Dairy farms proliferated in the early 20th century as bush was cleared, land drained, and pasture improved with superphosphate fertiliser and faster-growing grasses and clovers. Although dairying required more labour and capital than sheep and beef farming, it provided regular income, and home-bred animals could be added to the herd to either replace culled animals or increase herd size. Farmers could start small and build their herd size comparatively quickly.
Dairying was developed in regions where rainfall was reliable and winters were warmer, such as Northland, Waikato, Taranaki, Bay of Plenty, Manawatū, Nelson and the West Coast. Farms were small, usually near factories, and could graze two cows per hectare.
Cows, like other animals that eat pasture, have a four-chambered stomach called a rumen. Such animals are called ruminants. The rumen digests food with high cellulose content such as grass. The ingested pasture moves from chamber to chamber, progressively broken down by bacteria, fungi and protozoa, to a form that can be passed into the intestine.
Grass to milk conversion
Only 10% of the world’s dairy cows live solely on grazed pasture. This is an important advantage of the New Zealand dairy industry. New Zealand has a climate that, in most regions, grows grass year-round, and is mild enough that cows can be kept outside in all seasons. This means that the cost of feeding and caring for dairy cows is lower than anywhere else in the world. In most other countries cows live in stalls, and eat ‘cut and carry’ feed (pasture or grain harvested and taken indoors) and grain-based supplements.
The price of milk
It takes about 1 kilogram of dry pasture eaten by a cow to produce one kilogram (about a litre) of milk. Mature cows eat about 17 kilograms of dry pasture each day and drink up to 50 litres of water. Grazed pasture costs less than 5 cents per kilogram to produce. Including capital farm costs, the cost of producing one litre of milk is 10–12 cents. In 2007/8 New Zealand farmers were paid more than 90 cents per litre.
New Zealand farmers use fencing to ration pastures, making sure cows receive the required daily allowance but not too much. Fencing off areas minimises the amount of pasture that is trampled, fouled and wasted, especially in winter. In the 1930s Bill Gallagher in Hamilton invented low-voltage electric fencing, which is used to divide paddocks into strips that are grazed between milkings.

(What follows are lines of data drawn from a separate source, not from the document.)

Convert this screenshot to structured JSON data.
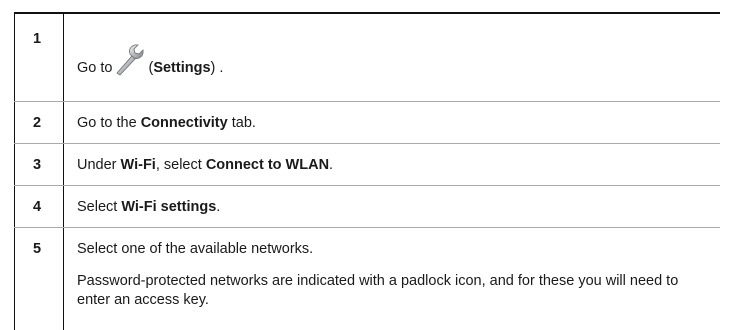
{
  "steps": [
    {
      "number": "1",
      "text_before": "Go to",
      "icon": "wrench-settings-icon",
      "paren_open": "(",
      "bold": "Settings",
      "paren_close": ") ."
    },
    {
      "number": "2",
      "text_before": "Go to the ",
      "bold": "Connectivity",
      "text_after": " tab."
    },
    {
      "number": "3",
      "text_before": "Under ",
      "bold1": "Wi-Fi",
      "text_mid": ", select ",
      "bold2": "Connect to WLAN",
      "text_after": "."
    },
    {
      "number": "4",
      "text_before": "Select ",
      "bold": "Wi-Fi settings",
      "text_after": "."
    },
    {
      "number": "5",
      "text": "Select one of the available networks.",
      "note": "Password-protected networks are indicated with a padlock icon, and for these you will need to enter an access key."
    }
  ]
}
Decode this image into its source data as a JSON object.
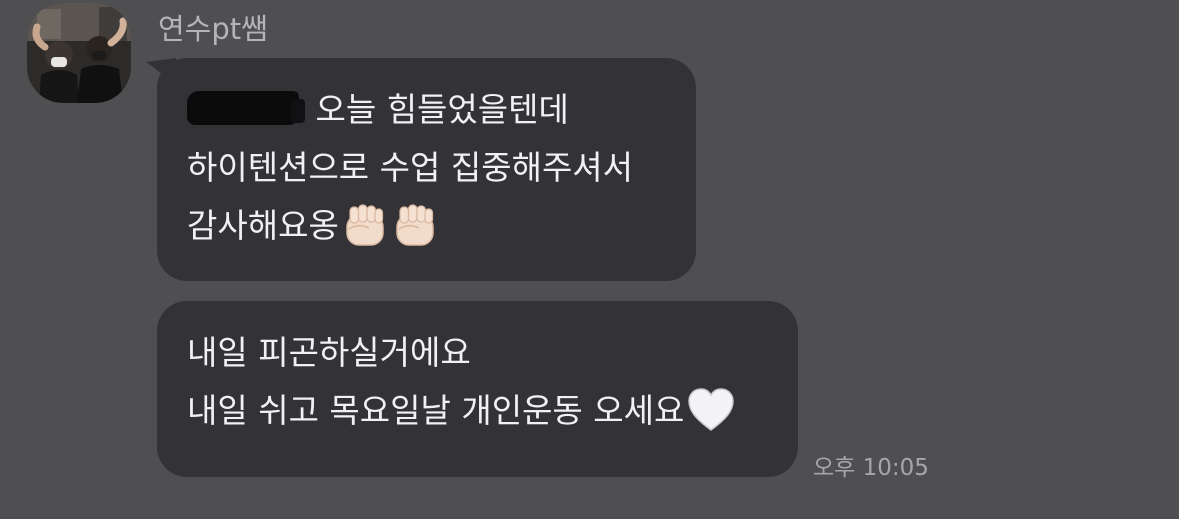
{
  "chat": {
    "sender_name": "연수pt쌤",
    "messages": [
      {
        "lines": [
          {
            "text": " 오늘 힘들었을텐데",
            "redacted_prefix": true
          },
          {
            "text": "하이텐션으로 수업 집중해주셔서"
          },
          {
            "text": "감사해요옹"
          }
        ],
        "emoji": [
          "raised-fist-icon",
          "raised-fist-icon"
        ]
      },
      {
        "lines": [
          {
            "text": "내일 피곤하실거에요"
          },
          {
            "text": "내일 쉬고 목요일날 개인운동 오세요"
          }
        ],
        "emoji": [
          "white-heart-icon"
        ]
      }
    ],
    "timestamp": "오후 10:05"
  },
  "colors": {
    "background": "#4f4e51",
    "bubble": "#333236",
    "text": "#f1f1f3",
    "muted_text": "#a6a5a9"
  }
}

Farmers who know the total pasture area, the growth rate of grass and clover, and the numbers of cows and their requirements, can devise a grazing rotation over the farm to prevent a shortage of feed and maximise milk yield.
Any surplus grass in spring, which is when grass grows fastest, is made into silage in pits, stacks or bags, and stored to supplement winter feed.